That responsibility fell to Alvin Bragg, who took over from Vance as district attorney in January. Bragg showed an immediate interest in the case, according to Pomerantz, and “devoted significant time and energy to understanding the evidence we have accumulated with respect to the Trump financial statements, as well as the applicable law.” But he ultimately decided not to move forward with charging Trump himself for falsifying his financial statements. According to the Times, Bragg expressed concern about whether prosecutors could prove Trump’s intent to break the law and whether key witnesses like Cohen would be credible to a jury.

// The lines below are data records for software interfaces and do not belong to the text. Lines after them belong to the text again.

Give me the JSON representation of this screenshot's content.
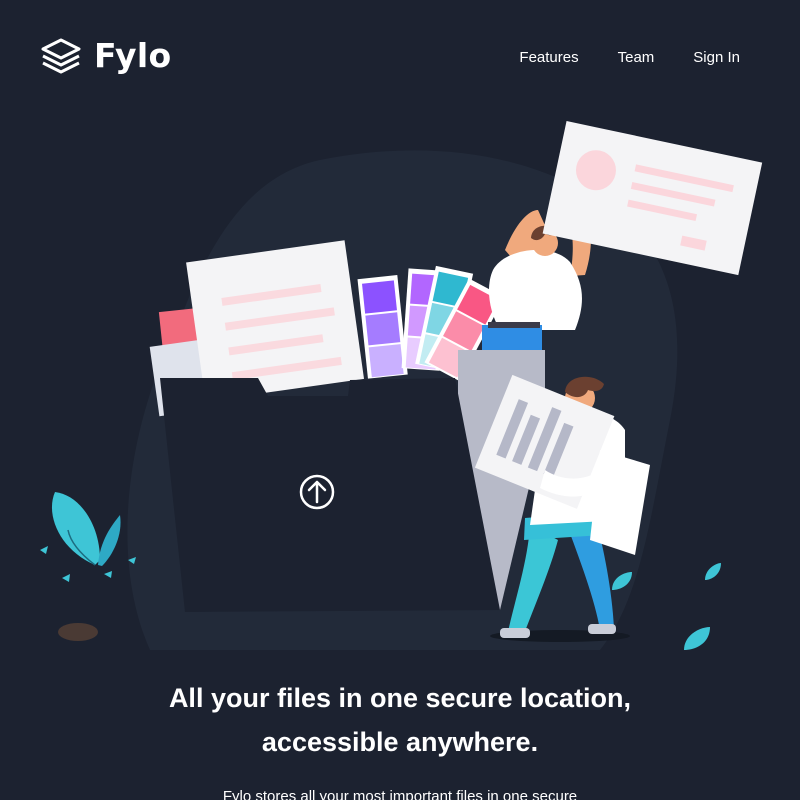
{
  "brand": {
    "name": "Fylo",
    "logo_icon": "stacked-layers-icon"
  },
  "nav": {
    "items": [
      {
        "label": "Features"
      },
      {
        "label": "Team"
      },
      {
        "label": "Sign In"
      }
    ]
  },
  "hero": {
    "illustration": "people-uploading-files-to-folder",
    "upload_icon": "arrow-up-circle-icon",
    "headline_line1": "All your files in one secure location,",
    "headline_line2": "accessible anywhere.",
    "subtext": "Fylo stores all your most important files in one secure"
  },
  "colors": {
    "background": "#1c2230",
    "text": "#ffffff",
    "accent_cyan": "#3ec5d6",
    "accent_pink": "#fa6f8a"
  }
}
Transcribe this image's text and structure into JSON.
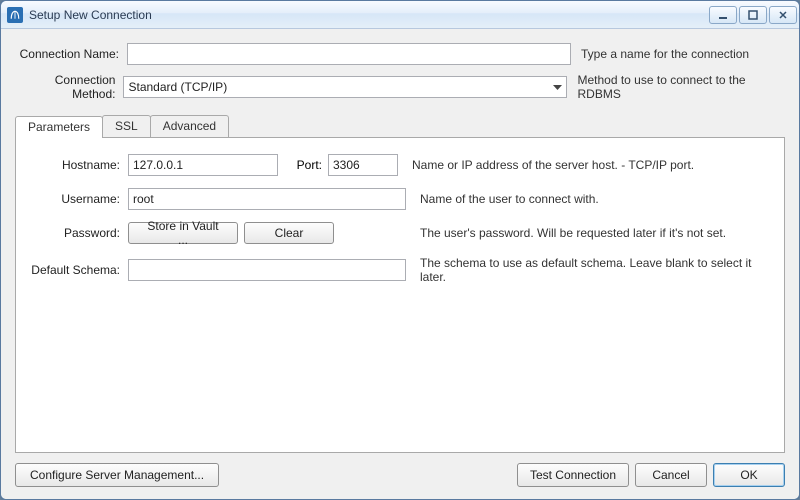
{
  "window": {
    "title": "Setup New Connection"
  },
  "form": {
    "conn_name": {
      "label": "Connection Name:",
      "value": "",
      "hint": "Type a name for the connection"
    },
    "conn_method": {
      "label": "Connection Method:",
      "value": "Standard (TCP/IP)",
      "hint": "Method to use to connect to the RDBMS"
    }
  },
  "tabs": {
    "parameters": "Parameters",
    "ssl": "SSL",
    "advanced": "Advanced"
  },
  "params": {
    "hostname": {
      "label": "Hostname:",
      "value": "127.0.0.1"
    },
    "port": {
      "label": "Port:",
      "value": "3306"
    },
    "host_hint": "Name or IP address of the server host. - TCP/IP port.",
    "username": {
      "label": "Username:",
      "value": "root",
      "hint": "Name of the user to connect with."
    },
    "password": {
      "label": "Password:",
      "store_btn": "Store in Vault ...",
      "clear_btn": "Clear",
      "hint": "The user's password. Will be requested later if it's not set."
    },
    "schema": {
      "label": "Default Schema:",
      "value": "",
      "hint": "The schema to use as default schema. Leave blank to select it later."
    }
  },
  "footer": {
    "configure": "Configure Server Management...",
    "test": "Test Connection",
    "cancel": "Cancel",
    "ok": "OK"
  }
}
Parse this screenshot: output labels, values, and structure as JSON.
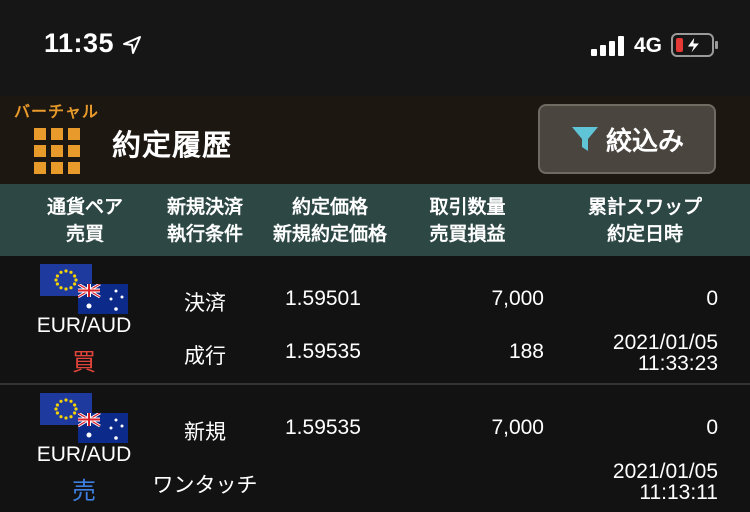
{
  "status_bar": {
    "time": "11:35",
    "network": "4G"
  },
  "header": {
    "mode_tag": "バーチャル",
    "title": "約定履歴",
    "filter_label": "絞込み"
  },
  "columns": {
    "c1_line1": "通貨ペア",
    "c1_line2": "売買",
    "c2_line1": "新規決済",
    "c2_line2": "執行条件",
    "c3_line1": "約定価格",
    "c3_line2": "新規約定価格",
    "c4_line1": "取引数量",
    "c4_line2": "売買損益",
    "c5_line1": "累計スワップ",
    "c5_line2": "約定日時"
  },
  "trades": [
    {
      "pair": "EUR/AUD",
      "side": "買",
      "settle_type": "決済",
      "condition": "成行",
      "price": "1.59501",
      "open_price": "1.59535",
      "quantity": "7,000",
      "pl": "188",
      "swap": "0",
      "date": "2021/01/05",
      "time": "11:33:23"
    },
    {
      "pair": "EUR/AUD",
      "side": "売",
      "settle_type": "新規",
      "condition": "ワンタッチ",
      "price": "1.59535",
      "open_price": "",
      "quantity": "7,000",
      "pl": "",
      "swap": "0",
      "date": "2021/01/05",
      "time": "11:13:11"
    }
  ],
  "colors": {
    "accent": "#e89a2b",
    "buy": "#e0443a",
    "sell": "#3d7fe0",
    "header_band": "#2d4745"
  },
  "icons": {
    "location": "location-arrow-icon",
    "signal": "cellular-signal-icon",
    "battery": "battery-charging-icon",
    "menu": "grid-menu-icon",
    "filter": "filter-funnel-icon",
    "flag_eu": "eu-flag-icon",
    "flag_au": "australia-flag-icon"
  }
}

Pomerantz’s letter, which appears to have been written for public consumption, says the investigation is now moribund. “You have reached the decision not to go forward with the grand jury presentation and not to seek criminal charges at the present time,” he told Bragg. “The investigation has been suspended indefinitely. Of course, that is your decision to make. I do not question your authority to make it, and I accept that you have made it sincerely. However, a decision made in good faith may nevertheless be wrong. I believe that your decision not to prosecute Donald Trump now, and on the existing record, is misguided and completely contrary to the public interest.”

We’ve been here before. Special counsel Robert Mueller outlined multiple instances where Trump could be charged with obstruction of justice in the Russia investigation. Then he effectively declined to prosecute him because of the Justice Department’s quasi-policy against indicting a sitting president. Congress had two opportunities to hold Trump accountable: first for extorting the Ukrainian government to fabricate a smear campaign against then-candidate Joe Biden in 2019, and then for inciting his supporters to attack the Capitol and overthrow American democracy in 2021. The Senate declined to convict him on both occasions.

It turns out that it’s pretty easy to commit crimes in this country and get away with it. You need the financial resources to pay for your lawyers’ fees as they draw out every legal proceeding into a years-long siege. You need to attack your investigators and prosecutors relentlessly to delegitimize them in the eyes of your supporters. You need to enforce absolute loyalty among your associates and co-conspirators, whether by offering pardons to potential witnesses in exchange for their silence, by firing law-enforcement officials who refuse to pledge their fealty to you, or by simply harassing them in public if they step outside the line. You shouldn’t write anything down, especially in an email, in case it gets turned over to investigators. And it helps if you can get roughly half of the nation’s political infrastructure to actively or passively support your attempts to evade justice.

Bragg’s decision to abandon the case means that Trump will be rewarded once again for his shameless tactics. “I fear that your decision means that Mr. Trump will not be held fully accountable for his crimes,” Pomerantz wrote. “I have worked too hard as a lawyer, and for too long, now to become a passive participant in what I believe to be a grave failure of justice.” It also means that Trump will once again learn that he can do almost anything and get away with it.

Other potential inquiries into Trump’s wrongdoing are still out there. The Justice Department is conducting a wide-ranging investigation into the January 6, 2021, insurrection, though it’s unknown whether prosecutors are investigating Trump himself. And the Fulton County district attorney’s office in Georgia is reportedly probing Trump’s pressure campaign to alter votes after the 2020 election. After so many other feats of escapology, there is little reason to expect that he will be held accountable in any meaningful way. Nobody seems to want to be the one to make the big decision. That is a nightmare for the rule of law in this country—and a note of encouragement to a man who is, according to some of his closest allies, still trying to organize a coup. His only real hurdle next time may be bad luck.